11 Notes on the Contributors xi Institute as well as an Honorary Member of the Royal Institute. Tom Phillips is also a writer and a composer, and recently collaborated with Tarik O Regan on a chamber opera of Joseph Conrad s novella Heart of Darkness (Royal Opera House, Covent Garden, 2011). Adam Smyth is a Tutorial Fellow in English at Balliol College, Oxford, and a University Lecturer in the History of the Book. He works on, among other things, book destruction; laughter; autobiographical writing; error; the circulation of texts; editorial theory and the history of the book; and poetry and the cultures of manuscript and print. Adam Smyth is the author of Autobiography in Early Modern England (2010) and Profit and Delight: Printed Miscellanies in England, (2004), and the editor of A Pleasing Sinne: Drink and Conviviality in Seventeenth- Century England (2004). He writes for the Times Literary Supplement and The London Review of Books. Heather Tilley is British Academy Postdoctoral Research Fellow at Birkbeck College, University of London. Her research specialisms are in nineteenth-century literature, visual, material and tactile culture, disability studies and Dickens.

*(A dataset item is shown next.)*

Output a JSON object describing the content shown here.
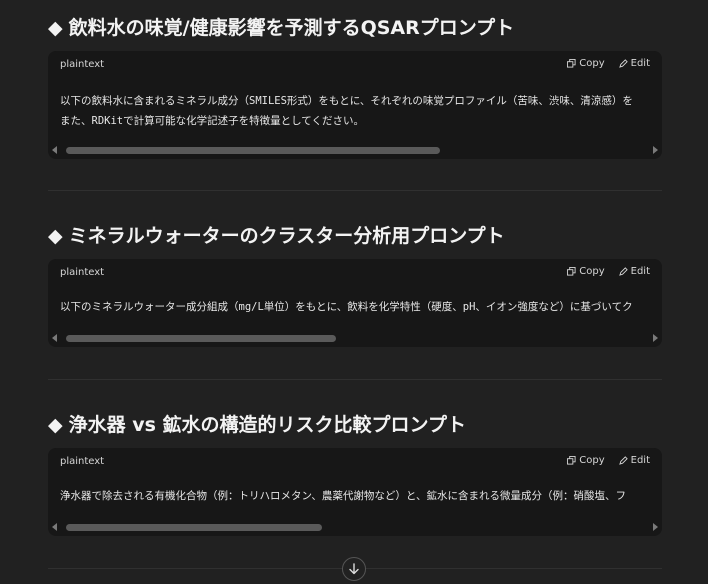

She has published articles on Wordsworth, Dickens and Frances Browne and is currently working on a monograph based on her PhD research, Blindness and Writing: Wordsworth to Gissing.